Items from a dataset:
----------------

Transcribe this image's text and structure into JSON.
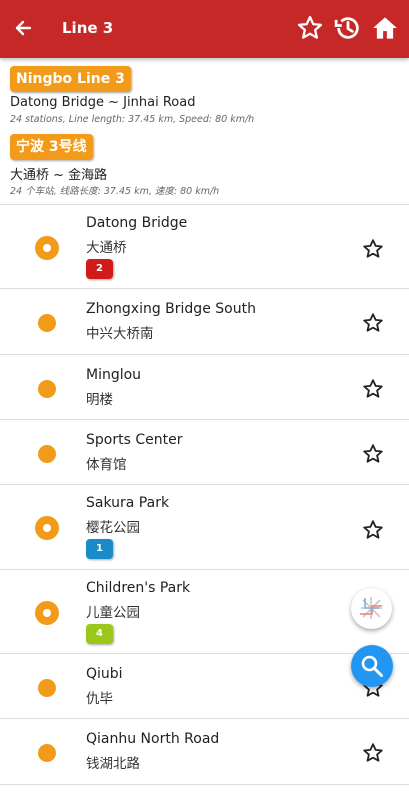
{
  "appbar": {
    "title": "Line 3",
    "back_icon": "arrow-left-icon",
    "actions": [
      "star-outline-icon",
      "history-icon",
      "home-icon"
    ]
  },
  "line": {
    "badge_en": "Ningbo Line 3",
    "route_en": "Datong Bridge ~ Jinhai Road",
    "meta_en": "24 stations, Line length: 37.45 km, Speed: 80 km/h",
    "badge_zh": "宁波 3号线",
    "route_zh": "大通桥 ~ 金海路",
    "meta_zh": "24 个车站, 线路长度: 37.45 km, 速度: 80 km/h",
    "color": "#f29b1a"
  },
  "stations": [
    {
      "en": "Datong Bridge",
      "zh": "大通桥",
      "transfer": {
        "label": "2",
        "color": "#d31a1a"
      }
    },
    {
      "en": "Zhongxing Bridge South",
      "zh": "中兴大桥南"
    },
    {
      "en": "Minglou",
      "zh": "明楼"
    },
    {
      "en": "Sports Center",
      "zh": "体育馆"
    },
    {
      "en": "Sakura Park",
      "zh": "樱花公园",
      "transfer": {
        "label": "1",
        "color": "#1a8ac8"
      }
    },
    {
      "en": "Children's Park",
      "zh": "儿童公园",
      "transfer": {
        "label": "4",
        "color": "#9ac71a"
      }
    },
    {
      "en": "Qiubi",
      "zh": "仇毕"
    },
    {
      "en": "Qianhu North Road",
      "zh": "钱湖北路"
    }
  ],
  "fabs": {
    "map": "metro-map-icon",
    "search": "search-icon"
  }
}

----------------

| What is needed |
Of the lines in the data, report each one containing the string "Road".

| Exercise response |
    "route_en": "Datong Bridge ~ Jinhai Road",
      "en": "Qianhu North Road",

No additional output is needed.